Read more »

300 California Groups Back Common Core

Just as CTA members are reading their latest California Educator magazine all about the value and challenges of the Common Core State Standards, there is good news that more than 300 California business, nonprofit and children’s groups have signed a statement supporting the landmark new standards.

Circulated by the nonprofit children’s group Children Now, the full statement of signers represents an impressive array of community and business groups, including the California State PTA and various chambers of commerce, the San Diego NAACP, several urban school district superintendents, and various chapters of United Way. Read this EdSource story about the outpouring of support.

The statement says Common Core “will benefit students by having fewer, clearer, and deeper standards and require a greater use of analysis, critical thinking and real-world skills.” The petition also backs the Smarter Balanced assessments of the standards because the tests “are designed to help educators and parents know if students are progressing and understanding what they are supposed to be learning.”

Read more »

Degrees Not Debt

Every American deserves a fair shot at higher education. But student debt has become a barrier to accessing the American Dream.

We believe need-based student aid must be increased, student loans must be made more affordable, public service must be encouraged through expanded loan forgiveness, institutional aid must be increased.

Read more »

CTA Members: Thank You for GOTV Efforts

A letter from CTA President Dean Vogel: 

I want to thank you all for getting out and exercising your right to vote yesterday, and for all the work you did to get colleagues, family and friends to the polls. California students and educators were victorious in all our key races. 

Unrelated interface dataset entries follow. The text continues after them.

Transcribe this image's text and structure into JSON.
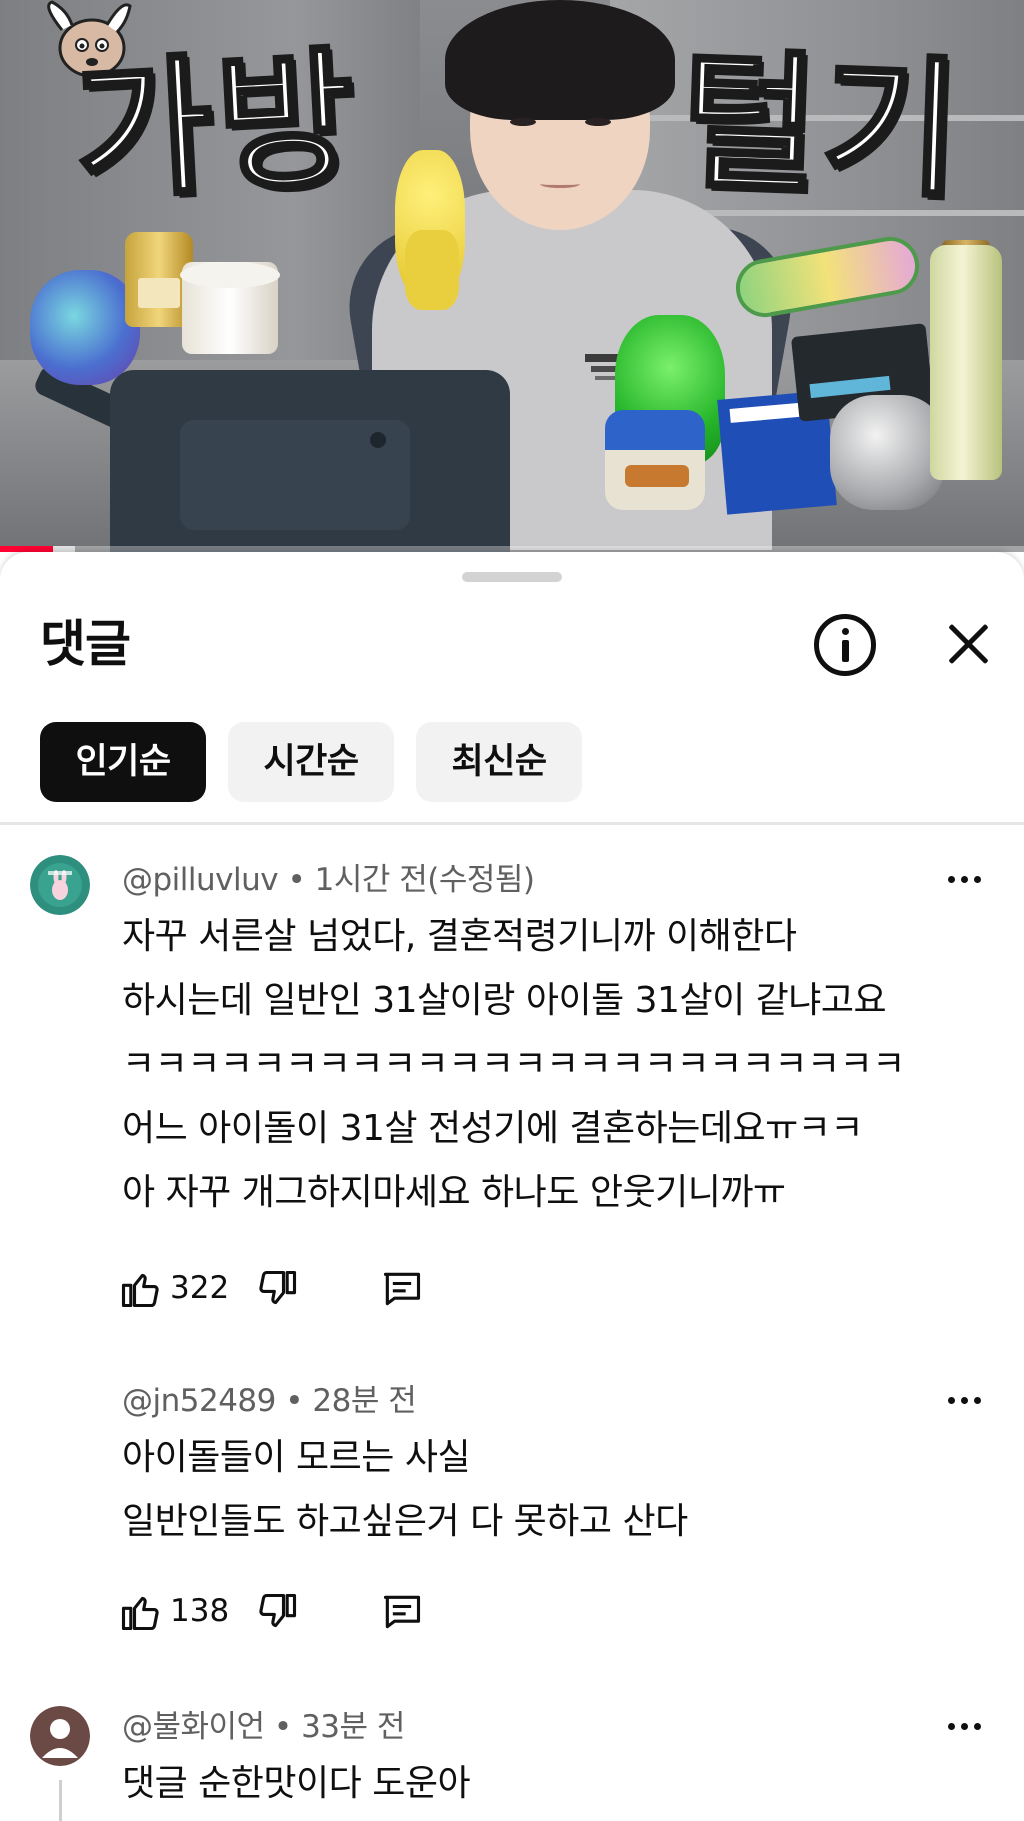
{
  "video": {
    "title_overlay_left": "가방",
    "title_overlay_right": "털기",
    "progress_played_fraction": 0.052,
    "progress_buffered_fraction": 0.073,
    "progress_color": "#ff0033"
  },
  "sheet": {
    "title": "댓글",
    "info_icon": "info-icon",
    "close_icon": "close-icon"
  },
  "sort_chips": [
    {
      "label": "인기순",
      "active": true
    },
    {
      "label": "시간순",
      "active": false
    },
    {
      "label": "최신순",
      "active": false
    }
  ],
  "comments": [
    {
      "author": "@pilluvluv",
      "time": "1시간 전(수정됨)",
      "meta": "@pilluvluv • 1시간 전(수정됨)",
      "body": "자꾸 서른살 넘었다, 결혼적령기니까 이해한다\n하시는데 일반인 31살이랑 아이돌 31살이 같냐고요\nㅋㅋㅋㅋㅋㅋㅋㅋㅋㅋㅋㅋㅋㅋㅋㅋㅋㅋㅋㅋㅋㅋㅋㅋ\n어느 아이돌이 31살 전성기에 결혼하는데요ㅠㅋㅋ\n아 자꾸 개그하지마세요 하나도 안웃기니까ㅠ",
      "likes": "322",
      "avatar_color": "#2f8f7f"
    },
    {
      "author": "@jn52489",
      "time": "28분 전",
      "meta": "@jn52489 • 28분 전",
      "body": "아이돌들이 모르는 사실\n일반인들도 하고싶은거 다 못하고 산다",
      "likes": "138",
      "avatar_color": ""
    },
    {
      "author": "@불화이언",
      "time": "33분 전",
      "meta": "@불화이언 • 33분 전",
      "body": "댓글 순한맛이다 도운아",
      "likes": "",
      "avatar_color": "#6b4a45"
    }
  ],
  "icons": {
    "like": "thumbs-up-icon",
    "dislike": "thumbs-down-icon",
    "reply": "reply-icon",
    "more": "more-vert-icon"
  }
}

Superintendent of Public Instruction Tom Torlakson came in first. As expected with three candidates in the race, no one got the 50 percent majority necessary to win in the primary. Torlakson will face corporate education reformer and school privatizer Marshall Tuck in November. So please, keep talking about Tom even now. This will be a big battle, and we expect a lot of outside special-interest money for Tuck.

Read more »

CTA-sponsored, Cosponsored Measures Gain Floor Approval

Thanks to your efforts in the field, CTA has won two major victories recently, following up on battles won just prior to a key legislative deadline.

Read more »

California Civil Rights Hero Opened State's Public Schools to Native Americans


If Californians ever doubt the power of one person to change history, they need only reflect on the life of Alice Piper, whose courageous insistence on her right to attend public schools led to a state Supreme Court decision that for the first time allowed Native Americans like Alice to go to local public schools instead of “separate but hardly equal” Indian schools.

<

Read more »

At Capitol, Educators Advocate for Increased Funding, Mandatory Kindergarten, Secure Retirement

Approximately 200 educators from across the state went office-to-office Wednesday to talk to their local lawmakers in the state Capitol.

The CTA Chapter presidents urged lawmakers to support Gov. Jerry Brown’s May Revision of the state budget, including his plan to pay back the money owed to schools after years of devastating cuts.

Read more »

Every child deserves a chance to learn and no child succeeds alone.

© 1999- California Teachers Association